Ah, the Confucian filial piety that preserved the nobility of Chinese people for generations still runs deep in our Asian AMERICAN veins. One generation of American living can’t simply purge that away in one go.

I’ve neglected this blog for far too long. I might as well resign myself to write a short, imperfect piece rather than let a fantastical thoughtful post stay put in my imagination. Isn’t that how most things go? The things we really want to do just never happen to get done?

Nevertheless, I finally got around to reading “Things Fall Apart”, by Nigerian author Chinhua Achebe. While I wouldn’t classify it as a literary masterpiece, I also don’t think it should be relegated to that bland category of “multicultural” books which are usually full of exotic spice but devoid of literary quality (i.e.- Kite Runner). Things Fall Apart reminds me more of the classic historical book, “The Good Earth” by Pearl S. Buck, a novel that chronicles the rise  of a prominent, noble Chinese family over three generations, giving us a neat insight into the historical change taking place in China at that time. However, I’m not sure if Achebe would appreciate the comparison to Ms. Buck, since she was a white missionary kid in China – Achebe depicts white missionaries in his book as cultural colonizers that ruin the indigenous customs, religion, and ultimately, their way of life.

Similar to “The Good Earth”, “Things Fall Apart” also follows the life of a Nigerian family caught in the middle of a historically tumultuous time in Nigeria. It mainly details the life of Okonkwo, who must learn to fight against his childhood poverty, earn the respect of his tribe, appease capricious tribal gods, and manage a complex family life complicated by having three wives with three different sets of children. He manages it all by wielding the hard-earned tools that he has used since he was a boy: a superhuman work-ethic and absolute adherence to tradition. These two principles have guided him from abject poverty to a spot in the inner circle of the elder council, and so thus rules his family with his militaristic approach that has served him so well in life. And while his piety does not rely so much upon his faith in spirits and gods, his belief in rigid tradition rests upon its ability to create a semblance of order in a chaotic world.

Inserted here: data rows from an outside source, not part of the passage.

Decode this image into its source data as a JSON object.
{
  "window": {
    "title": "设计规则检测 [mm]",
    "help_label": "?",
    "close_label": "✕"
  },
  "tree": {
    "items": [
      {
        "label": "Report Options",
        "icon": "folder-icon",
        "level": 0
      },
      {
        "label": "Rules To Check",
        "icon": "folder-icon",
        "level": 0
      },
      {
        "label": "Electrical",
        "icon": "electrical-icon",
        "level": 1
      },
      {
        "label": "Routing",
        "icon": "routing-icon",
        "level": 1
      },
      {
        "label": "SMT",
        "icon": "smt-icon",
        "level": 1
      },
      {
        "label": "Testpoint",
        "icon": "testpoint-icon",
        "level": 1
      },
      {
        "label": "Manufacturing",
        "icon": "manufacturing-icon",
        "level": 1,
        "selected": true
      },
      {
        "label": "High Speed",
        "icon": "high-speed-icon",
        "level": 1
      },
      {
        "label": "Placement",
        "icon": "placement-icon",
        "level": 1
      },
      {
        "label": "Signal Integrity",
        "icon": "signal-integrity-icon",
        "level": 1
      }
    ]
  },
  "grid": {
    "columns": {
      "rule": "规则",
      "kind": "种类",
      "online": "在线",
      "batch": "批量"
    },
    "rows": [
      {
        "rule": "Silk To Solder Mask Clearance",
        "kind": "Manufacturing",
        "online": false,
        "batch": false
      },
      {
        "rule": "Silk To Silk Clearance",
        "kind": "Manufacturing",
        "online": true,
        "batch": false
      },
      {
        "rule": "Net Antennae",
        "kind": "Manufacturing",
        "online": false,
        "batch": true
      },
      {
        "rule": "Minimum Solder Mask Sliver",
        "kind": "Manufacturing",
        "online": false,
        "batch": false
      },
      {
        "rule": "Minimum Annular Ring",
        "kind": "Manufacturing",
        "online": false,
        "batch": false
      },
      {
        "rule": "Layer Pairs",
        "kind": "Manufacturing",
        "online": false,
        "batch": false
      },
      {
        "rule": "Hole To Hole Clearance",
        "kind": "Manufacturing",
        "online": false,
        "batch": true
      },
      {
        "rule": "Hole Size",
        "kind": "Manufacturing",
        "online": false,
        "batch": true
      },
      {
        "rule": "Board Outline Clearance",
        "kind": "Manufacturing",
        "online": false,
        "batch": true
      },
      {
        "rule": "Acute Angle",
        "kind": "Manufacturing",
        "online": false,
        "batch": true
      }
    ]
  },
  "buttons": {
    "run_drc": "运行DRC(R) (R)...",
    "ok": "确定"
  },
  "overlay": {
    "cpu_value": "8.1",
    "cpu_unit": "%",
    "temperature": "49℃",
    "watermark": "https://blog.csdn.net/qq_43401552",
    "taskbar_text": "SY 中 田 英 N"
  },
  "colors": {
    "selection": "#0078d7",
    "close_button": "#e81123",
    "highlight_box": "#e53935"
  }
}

His absolute principles form the foundation upon which he has built his life, and to deviate from them or to even consider other ways of doing things would have been perceived as an existential threat.

Indeed, the encroachment of white (and powerful) missionaries into his community forces him to confront the foreign threat with the same militaristic violence that has served him well throughout his life. However, his community, intimidated by the flashing guns and confused by their gods’ lack of vengeful action on the irreverent white men, ultimately disappoint Okonkwo by not confronting the new threat with force. This disappointment ultimately crushes his spirit and belief in his community’s ability to uphold the traditions, the culture, and the way of life of the tribesmen.

Reading this story of Okonkwo also made me question my own identity as a “Chinese” and how lost and distant the culture is to me. In some ways, I am the product of that weak community so unwilling to fight for its way of life, selling itself wholesale to capitalism, individualism, and Western culture. In a way, the adoption of these Western values is a recognition of the failure of the indigenous values to produce wealth and happiness. Even the grafting of Christianity – a Judeo-Greek (WESTERN) religion – onto our personal lives feels like an attempt to merely “catch up” with the modern world. I have heard laments from my own parents, and other Chinese parents about how sad it is for Chinese people to have to immigrate to the US to get a “real education” or to eke out a “prosperous life”. I guess one could say that it doesn’t have to be an either/or type of acceptance, but an amalgamation, a salad bowl that picks from two different cultural harvest (excuse the imagery, it’s lame) , but I don’t know, that sounds like a 2nd place “everybody wins” type of argument. Orhan Pamuk said something about having to be on the ‘periphery’ of history these past few hundred years, and how hard it is to deal with that knowledge. Anyways, enough of that.